Without the need to crack the German wartime ciphers there would have been no need to create computers. As it was, an enormous effort went into finding new methods for number crunching which led to the development of modern computers. The Cold War resulted in an explosion in communication technology, computers and microelectronics. Weapon systems resulted in many different forms of miniaturisation. Without the Cold War maybe the world of 2009 would look more like the 1970s.
Most of the wonderful green technologies that are supposed to save us in the future were in place and working in 1945. There is so much hype in the media about wonderful new ideas and new developments and yet often the matters under discussion are not new and many of the wonderful new ideas were tried in the past and were not found to be viable. In the 1940s lorries in West Africa were running on palm oil and cars were running in Sweden on wood fumes. Cars in England and France were running on methane obtained from farm yard manure. The technology works but it is not particularly cheap to set up or easy to operate. If bio fuels are so wonderful is it likely that the Germans would not have used them in their tanks in 1944. The question has to be why nothing very striking is happening now. The atomic bomb went from theoretical physics to a working weapon in a couple of years. It only took the Germans a year to produce the first jet fighter. No democratic government today could persuade its population to devote vast amounts of resources to developing new technology. Only in time of war or with a totalitarian regime are resources channelled into developing new technology.
The human race is facing some very real dangers. Throwing a few millions at solving the current problems is pointless. Massive sums of money should have been diverted into solving these impending problems over the last twenty years but it was not. Most people have a very restricted view of the world and are selfish and very short term in their views and so for politicians R&D is not a priority. For this reason green technology will not yield any real benefit. It will be the classic case of too little, too late. In addition, it is all very well to have a whole range of new technologies available to save society from itself but it will cost money to put them into widespread use, and this money is just not available. A new approach is needed to prepare for the future and societies goals will have to be redefined.
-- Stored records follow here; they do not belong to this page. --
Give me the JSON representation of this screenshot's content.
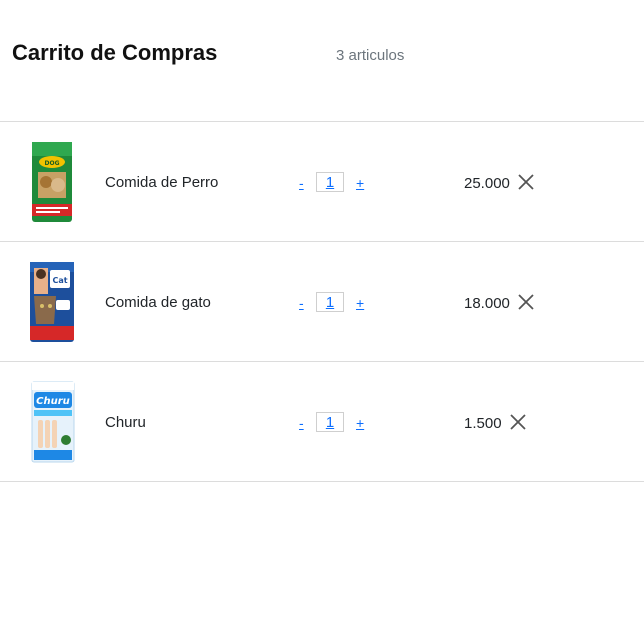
{
  "header": {
    "title": "Carrito de Compras",
    "item_count": "3 articulos"
  },
  "items": [
    {
      "name": "Comida de Perro",
      "quantity": "1",
      "price": "25.000",
      "minus_label": "-",
      "plus_label": "+",
      "image_icon": "dog-food-bag-image",
      "brand_text": "Dog Chow"
    },
    {
      "name": "Comida de gato",
      "quantity": "1",
      "price": "18.000",
      "minus_label": "-",
      "plus_label": "+",
      "image_icon": "cat-food-bag-image",
      "brand_text": "Cat Chow"
    },
    {
      "name": "Churu",
      "quantity": "1",
      "price": "1.500",
      "minus_label": "-",
      "plus_label": "+",
      "image_icon": "churu-package-image",
      "brand_text": "Churu"
    }
  ],
  "remove_icon": "close-icon",
  "colors": {
    "link": "#0d6efd",
    "divider": "#dcdcdc",
    "muted": "#6c757d"
  }
}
Instead of a gentle winding back of State borrowing to a sustainable level the Government will ensure that expenditure spirals every upwards as it desperately tries to stimulate an economy that was flooded with cash for a decade, which borrowed itself to 'prosperity' and which has lost the ability to generate real wealth. The only real challenge for the British Government in the next few years will be to find new ways to hollow out the historical wealth of the nation so that things can keep going for a bit longer.
Published: January 2009